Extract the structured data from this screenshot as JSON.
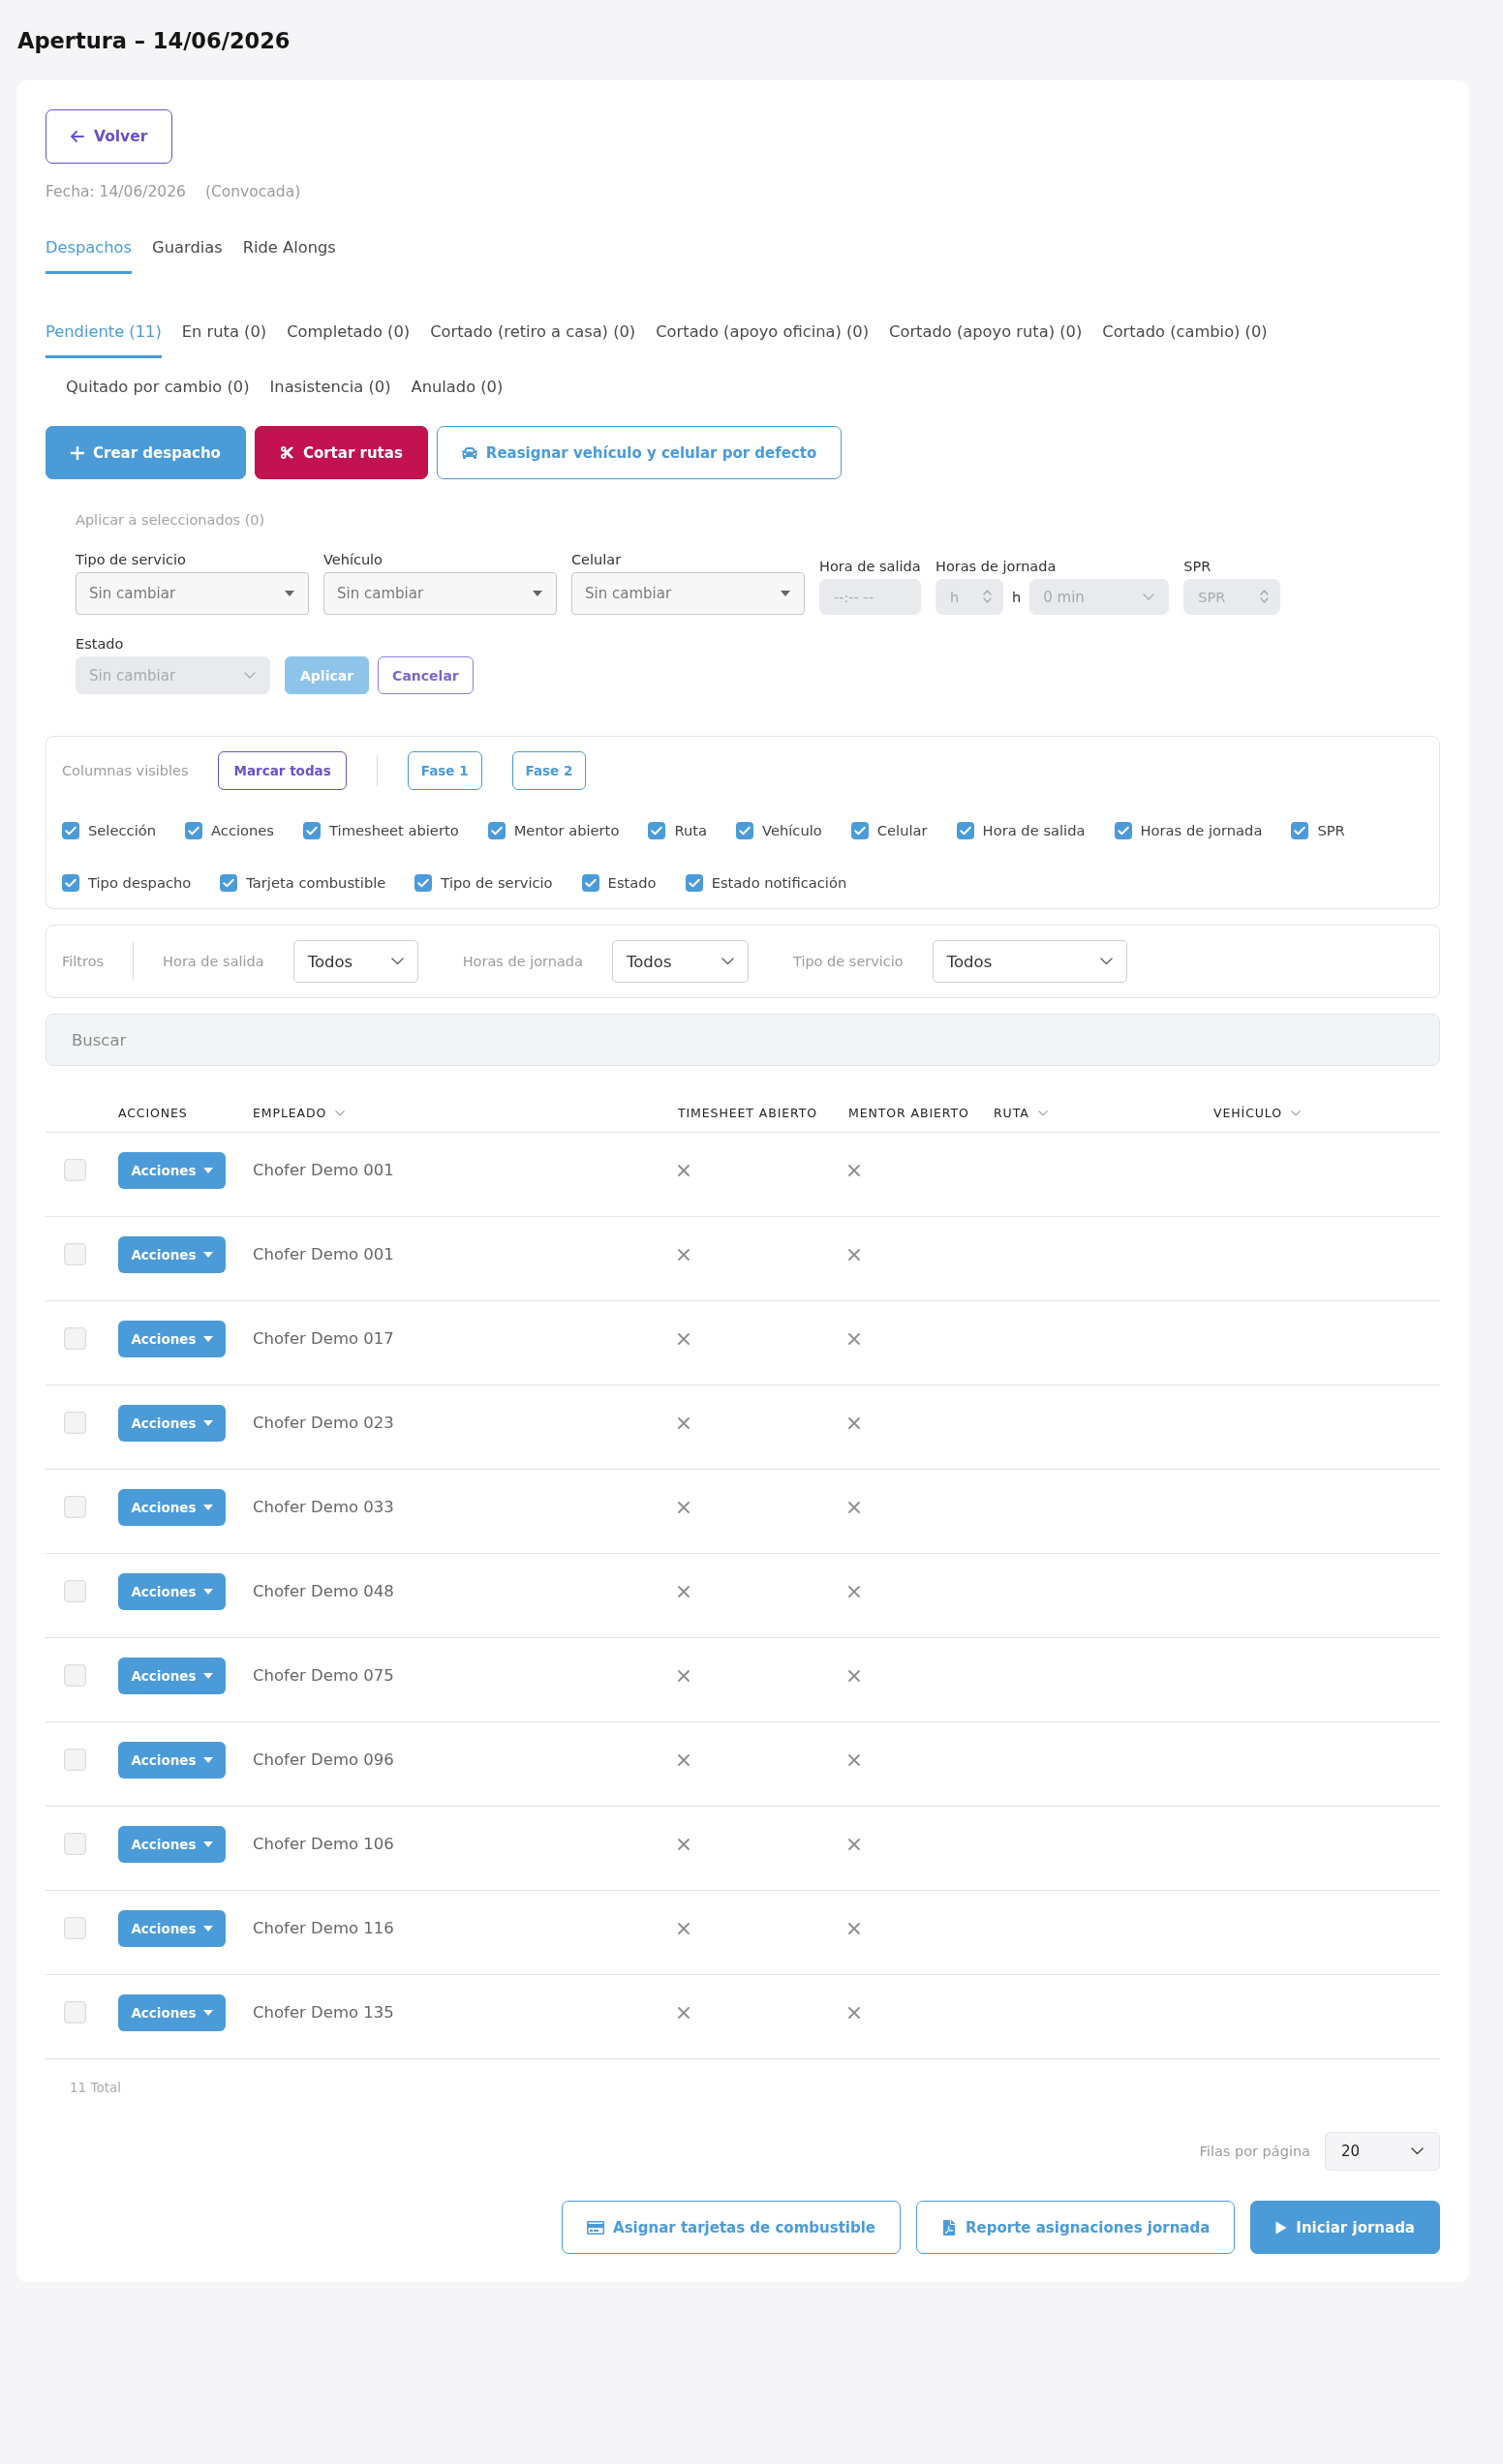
{
  "page": {
    "title": "Apertura – 14/06/2026"
  },
  "back_button": {
    "label": "Volver"
  },
  "meta": {
    "date": "Fecha: 14/06/2026",
    "status": "(Convocada)"
  },
  "section_tabs": [
    {
      "label": "Despachos",
      "selected": true
    },
    {
      "label": "Guardias",
      "selected": false
    },
    {
      "label": "Ride Alongs",
      "selected": false
    }
  ],
  "status_tabs": [
    {
      "label": "Pendiente (11)",
      "selected": true
    },
    {
      "label": "En ruta (0)",
      "selected": false
    },
    {
      "label": "Completado (0)",
      "selected": false
    },
    {
      "label": "Cortado (retiro a casa) (0)",
      "selected": false
    },
    {
      "label": "Cortado (apoyo oficina) (0)",
      "selected": false
    },
    {
      "label": "Cortado (apoyo ruta) (0)",
      "selected": false
    },
    {
      "label": "Cortado (cambio) (0)",
      "selected": false
    },
    {
      "label": "Quitado por cambio (0)",
      "selected": false
    },
    {
      "label": "Inasistencia (0)",
      "selected": false
    },
    {
      "label": "Anulado (0)",
      "selected": false
    }
  ],
  "actions": [
    {
      "label": "Crear despacho",
      "kind": "filled"
    },
    {
      "label": "Cortar rutas",
      "kind": "danger"
    },
    {
      "label": "Reasignar vehículo y celular por defecto",
      "kind": "outline"
    }
  ],
  "bulk_edit": {
    "caption": "Aplicar a seleccionados (0)",
    "fields": [
      {
        "kind": "select",
        "label": "Tipo de servicio",
        "value": "Sin cambiar",
        "disabled": false
      },
      {
        "kind": "select",
        "label": "Vehículo",
        "value": "Sin cambiar",
        "disabled": false
      },
      {
        "kind": "select",
        "label": "Celular",
        "value": "Sin cambiar",
        "disabled": false
      },
      {
        "kind": "time",
        "label": "Hora de salida",
        "placeholder": "--:-- --",
        "disabled": true
      },
      {
        "kind": "duration",
        "label": "Horas de jornada",
        "placeholder": "h",
        "unit": "h",
        "minutes": "0 min",
        "disabled": true
      },
      {
        "kind": "number",
        "label": "SPR",
        "placeholder": "SPR",
        "disabled": true
      }
    ],
    "status_field": {
      "label": "Estado",
      "value": "Sin cambiar",
      "disabled": true
    },
    "apply_button": {
      "label": "Aplicar",
      "disabled": true
    },
    "cancel_button": {
      "label": "Cancelar"
    }
  },
  "column_picker": {
    "label": "Columnas visibles",
    "mark_all_button": "Marcar todas",
    "presets": [
      {
        "label": "Fase 1"
      },
      {
        "label": "Fase 2"
      }
    ],
    "columns": [
      {
        "label": "Selección",
        "checked": true
      },
      {
        "label": "Acciones",
        "checked": true
      },
      {
        "label": "Timesheet abierto",
        "checked": true
      },
      {
        "label": "Mentor abierto",
        "checked": true
      },
      {
        "label": "Ruta",
        "checked": true
      },
      {
        "label": "Vehículo",
        "checked": true
      },
      {
        "label": "Celular",
        "checked": true
      },
      {
        "label": "Hora de salida",
        "checked": true
      },
      {
        "label": "Horas de jornada",
        "checked": true
      },
      {
        "label": "SPR",
        "checked": true
      },
      {
        "label": "Tipo despacho",
        "checked": true
      },
      {
        "label": "Tarjeta combustible",
        "checked": true
      },
      {
        "label": "Tipo de servicio",
        "checked": true
      },
      {
        "label": "Estado",
        "checked": true
      },
      {
        "label": "Estado notificación",
        "checked": true
      }
    ]
  },
  "filters": {
    "label": "Filtros",
    "items": [
      {
        "label": "Hora de salida",
        "value": "Todos"
      },
      {
        "label": "Horas de jornada",
        "value": "Todos"
      },
      {
        "label": "Tipo de servicio",
        "value": "Todos"
      }
    ]
  },
  "search": {
    "placeholder": "Buscar"
  },
  "table": {
    "columns": [
      {
        "label": "ACCIONES",
        "sortable": false
      },
      {
        "label": "EMPLEADO",
        "sortable": true
      },
      {
        "label": "TIMESHEET ABIERTO",
        "sortable": false
      },
      {
        "label": "MENTOR ABIERTO",
        "sortable": false
      },
      {
        "label": "RUTA",
        "sortable": true
      },
      {
        "label": "VEHÍCULO",
        "sortable": true
      }
    ],
    "rows": [
      {
        "selected": false,
        "action_label": "Acciones",
        "employee": "Chofer Demo 001",
        "timesheet_open": false,
        "mentor_open": false
      },
      {
        "selected": false,
        "action_label": "Acciones",
        "employee": "Chofer Demo 001",
        "timesheet_open": false,
        "mentor_open": false
      },
      {
        "selected": false,
        "action_label": "Acciones",
        "employee": "Chofer Demo 017",
        "timesheet_open": false,
        "mentor_open": false
      },
      {
        "selected": false,
        "action_label": "Acciones",
        "employee": "Chofer Demo 023",
        "timesheet_open": false,
        "mentor_open": false
      },
      {
        "selected": false,
        "action_label": "Acciones",
        "employee": "Chofer Demo 033",
        "timesheet_open": false,
        "mentor_open": false
      },
      {
        "selected": false,
        "action_label": "Acciones",
        "employee": "Chofer Demo 048",
        "timesheet_open": false,
        "mentor_open": false
      },
      {
        "selected": false,
        "action_label": "Acciones",
        "employee": "Chofer Demo 075",
        "timesheet_open": false,
        "mentor_open": false
      },
      {
        "selected": false,
        "action_label": "Acciones",
        "employee": "Chofer Demo 096",
        "timesheet_open": false,
        "mentor_open": false
      },
      {
        "selected": false,
        "action_label": "Acciones",
        "employee": "Chofer Demo 106",
        "timesheet_open": false,
        "mentor_open": false
      },
      {
        "selected": false,
        "action_label": "Acciones",
        "employee": "Chofer Demo 116",
        "timesheet_open": false,
        "mentor_open": false
      },
      {
        "selected": false,
        "action_label": "Acciones",
        "employee": "Chofer Demo 135",
        "timesheet_open": false,
        "mentor_open": false
      }
    ]
  },
  "footer": {
    "total": "11 Total",
    "rows_per_page": {
      "label": "Filas por página",
      "value": "20"
    },
    "buttons": [
      {
        "label": "Asignar tarjetas de combustible",
        "kind": "outline"
      },
      {
        "label": "Reporte asignaciones jornada",
        "kind": "outline"
      },
      {
        "label": "Iniciar jornada",
        "kind": "filled"
      }
    ]
  }
}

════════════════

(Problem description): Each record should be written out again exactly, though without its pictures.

(Response):
Extract the structured data from this screenshot as JSON.
{
  "page": {
    "title": "Apertura – 14/06/2026"
  },
  "back_button": {
    "label": "Volver"
  },
  "meta": {
    "date": "Fecha: 14/06/2026",
    "status": "(Convocada)"
  },
  "section_tabs": [
    {
      "label": "Despachos",
      "selected": true
    },
    {
      "label": "Guardias",
      "selected": false
    },
    {
      "label": "Ride Alongs",
      "selected": false
    }
  ],
  "status_tabs": [
    {
      "label": "Pendiente (11)",
      "selected": true
    },
    {
      "label": "En ruta (0)",
      "selected": false
    },
    {
      "label": "Completado (0)",
      "selected": false
    },
    {
      "label": "Cortado (retiro a casa) (0)",
      "selected": false
    },
    {
      "label": "Cortado (apoyo oficina) (0)",
      "selected": false
    },
    {
      "label": "Cortado (apoyo ruta) (0)",
      "selected": false
    },
    {
      "label": "Cortado (cambio) (0)",
      "selected": false
    },
    {
      "label": "Quitado por cambio (0)",
      "selected": false
    },
    {
      "label": "Inasistencia (0)",
      "selected": false
    },
    {
      "label": "Anulado (0)",
      "selected": false
    }
  ],
  "actions": [
    {
      "label": "Crear despacho",
      "kind": "filled"
    },
    {
      "label": "Cortar rutas",
      "kind": "danger"
    },
    {
      "label": "Reasignar vehículo y celular por defecto",
      "kind": "outline"
    }
  ],
  "bulk_edit": {
    "caption": "Aplicar a seleccionados (0)",
    "fields": [
      {
        "kind": "select",
        "label": "Tipo de servicio",
        "value": "Sin cambiar",
        "disabled": false
      },
      {
        "kind": "select",
        "label": "Vehículo",
        "value": "Sin cambiar",
        "disabled": false
      },
      {
        "kind": "select",
        "label": "Celular",
        "value": "Sin cambiar",
        "disabled": false
      },
      {
        "kind": "time",
        "label": "Hora de salida",
        "placeholder": "--:-- --",
        "disabled": true
      },
      {
        "kind": "duration",
        "label": "Horas de jornada",
        "placeholder": "h",
        "unit": "h",
        "minutes": "0 min",
        "disabled": true
      },
      {
        "kind": "number",
        "label": "SPR",
        "placeholder": "SPR",
        "disabled": true
      }
    ],
    "status_field": {
      "label": "Estado",
      "value": "Sin cambiar",
      "disabled": true
    },
    "apply_button": {
      "label": "Aplicar",
      "disabled": true
    },
    "cancel_button": {
      "label": "Cancelar"
    }
  },
  "column_picker": {
    "label": "Columnas visibles",
    "mark_all_button": "Marcar todas",
    "presets": [
      {
        "label": "Fase 1"
      },
      {
        "label": "Fase 2"
      }
    ],
    "columns": [
      {
        "label": "Selección",
        "checked": true
      },
      {
        "label": "Acciones",
        "checked": true
      },
      {
        "label": "Timesheet abierto",
        "checked": true
      },
      {
        "label": "Mentor abierto",
        "checked": true
      },
      {
        "label": "Ruta",
        "checked": true
      },
      {
        "label": "Vehículo",
        "checked": true
      },
      {
        "label": "Celular",
        "checked": true
      },
      {
        "label": "Hora de salida",
        "checked": true
      },
      {
        "label": "Horas de jornada",
        "checked": true
      },
      {
        "label": "SPR",
        "checked": true
      },
      {
        "label": "Tipo despacho",
        "checked": true
      },
      {
        "label": "Tarjeta combustible",
        "checked": true
      },
      {
        "label": "Tipo de servicio",
        "checked": true
      },
      {
        "label": "Estado",
        "checked": true
      },
      {
        "label": "Estado notificación",
        "checked": true
      }
    ]
  },
  "filters": {
    "label": "Filtros",
    "items": [
      {
        "label": "Hora de salida",
        "value": "Todos"
      },
      {
        "label": "Horas de jornada",
        "value": "Todos"
      },
      {
        "label": "Tipo de servicio",
        "value": "Todos"
      }
    ]
  },
  "search": {
    "placeholder": "Buscar"
  },
  "table": {
    "columns": [
      {
        "label": "ACCIONES",
        "sortable": false
      },
      {
        "label": "EMPLEADO",
        "sortable": true
      },
      {
        "label": "TIMESHEET ABIERTO",
        "sortable": false
      },
      {
        "label": "MENTOR ABIERTO",
        "sortable": false
      },
      {
        "label": "RUTA",
        "sortable": true
      },
      {
        "label": "VEHÍCULO",
        "sortable": true
      }
    ],
    "rows": [
      {
        "selected": false,
        "action_label": "Acciones",
        "employee": "Chofer Demo 001",
        "timesheet_open": false,
        "mentor_open": false
      },
      {
        "selected": false,
        "action_label": "Acciones",
        "employee": "Chofer Demo 001",
        "timesheet_open": false,
        "mentor_open": false
      },
      {
        "selected": false,
        "action_label": "Acciones",
        "employee": "Chofer Demo 017",
        "timesheet_open": false,
        "mentor_open": false
      },
      {
        "selected": false,
        "action_label": "Acciones",
        "employee": "Chofer Demo 023",
        "timesheet_open": false,
        "mentor_open": false
      },
      {
        "selected": false,
        "action_label": "Acciones",
        "employee": "Chofer Demo 033",
        "timesheet_open": false,
        "mentor_open": false
      },
      {
        "selected": false,
        "action_label": "Acciones",
        "employee": "Chofer Demo 048",
        "timesheet_open": false,
        "mentor_open": false
      },
      {
        "selected": false,
        "action_label": "Acciones",
        "employee": "Chofer Demo 075",
        "timesheet_open": false,
        "mentor_open": false
      },
      {
        "selected": false,
        "action_label": "Acciones",
        "employee": "Chofer Demo 096",
        "timesheet_open": false,
        "mentor_open": false
      },
      {
        "selected": false,
        "action_label": "Acciones",
        "employee": "Chofer Demo 106",
        "timesheet_open": false,
        "mentor_open": false
      },
      {
        "selected": false,
        "action_label": "Acciones",
        "employee": "Chofer Demo 116",
        "timesheet_open": false,
        "mentor_open": false
      },
      {
        "selected": false,
        "action_label": "Acciones",
        "employee": "Chofer Demo 135",
        "timesheet_open": false,
        "mentor_open": false
      }
    ]
  },
  "footer": {
    "total": "11 Total",
    "rows_per_page": {
      "label": "Filas por página",
      "value": "20"
    },
    "buttons": [
      {
        "label": "Asignar tarjetas de combustible",
        "kind": "outline"
      },
      {
        "label": "Reporte asignaciones jornada",
        "kind": "outline"
      },
      {
        "label": "Iniciar jornada",
        "kind": "filled"
      }
    ]
  }
}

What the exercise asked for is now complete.